BECKY: Keeping in mind that we are dealing with seventh graders, after they realized that they would not be able to see their friends on a regular basis and socialize they quickly started to change their mind. One student bought up the point, they like being able to interact with teacher’s face to face and they don’t feel like they would learn as much or be able to pay attention when their classes weren’t face to face.

MILLIE: Audiocasts provide today’s educators with valuable information that can be transferred to the classroom. If you’re interested in a topic, Web 2.0 is guaranteed to produce a conversation about it. The information will most likely be current and correct. That information can be absorbed at any hour while doing any number of things (driving down the road, walking on the treadmill, waiting for the kids to finish soccer practice). The concept is two-fold…if the educator learns from the information that is heard, then he/she will realize that students can learn that way, too! The adult who has been given the opportunity, because they have been provided the necessary tools, can transfer that knowledge to his/her students and gain impressive results!

JANET: Many celebrities and politicians are creating blogs and podcasts because they realize it is the way to reach many of our youth.

PATRICK KEOUGH: I can tell by reading your blog and our conversation yesterday that we are on similar tracks when it comes to instructional technology and exploring new, and creative ways to teach students (and upgrade faculty) using innovative (alternative) instructional methodology.
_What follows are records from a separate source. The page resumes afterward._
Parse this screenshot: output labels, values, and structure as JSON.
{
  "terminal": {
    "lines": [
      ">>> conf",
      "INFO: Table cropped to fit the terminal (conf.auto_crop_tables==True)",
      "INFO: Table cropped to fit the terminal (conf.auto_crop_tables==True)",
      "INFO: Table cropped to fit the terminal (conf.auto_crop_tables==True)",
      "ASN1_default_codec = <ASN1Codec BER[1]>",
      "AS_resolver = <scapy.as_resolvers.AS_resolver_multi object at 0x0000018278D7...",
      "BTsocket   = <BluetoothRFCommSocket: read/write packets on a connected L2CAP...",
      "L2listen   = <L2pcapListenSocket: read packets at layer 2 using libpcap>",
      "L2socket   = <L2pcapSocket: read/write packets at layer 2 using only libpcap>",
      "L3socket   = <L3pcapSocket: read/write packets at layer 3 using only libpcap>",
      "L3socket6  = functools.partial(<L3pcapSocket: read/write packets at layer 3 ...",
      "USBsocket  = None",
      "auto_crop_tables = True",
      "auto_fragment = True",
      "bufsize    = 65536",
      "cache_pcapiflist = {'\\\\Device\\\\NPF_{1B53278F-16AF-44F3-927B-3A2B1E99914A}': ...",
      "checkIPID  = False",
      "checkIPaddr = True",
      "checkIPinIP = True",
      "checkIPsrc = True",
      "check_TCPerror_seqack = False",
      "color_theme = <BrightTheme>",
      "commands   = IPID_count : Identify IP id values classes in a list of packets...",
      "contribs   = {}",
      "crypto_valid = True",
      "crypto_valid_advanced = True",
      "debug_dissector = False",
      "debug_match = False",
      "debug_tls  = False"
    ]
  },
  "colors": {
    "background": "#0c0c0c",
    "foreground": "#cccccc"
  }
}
DAVID WARLICK: As I read through these comments, and recall when, where, and how I listened to the (Will Richardson) interview, I was struck by the fact that we, from different parts of the state (and world) and at different times, were able to experience an event and then later exchange our insights in such a loosely convenient and powerfully connected way. What a potent learning environment this is, that is emerging! Our students need so much to be a part of this.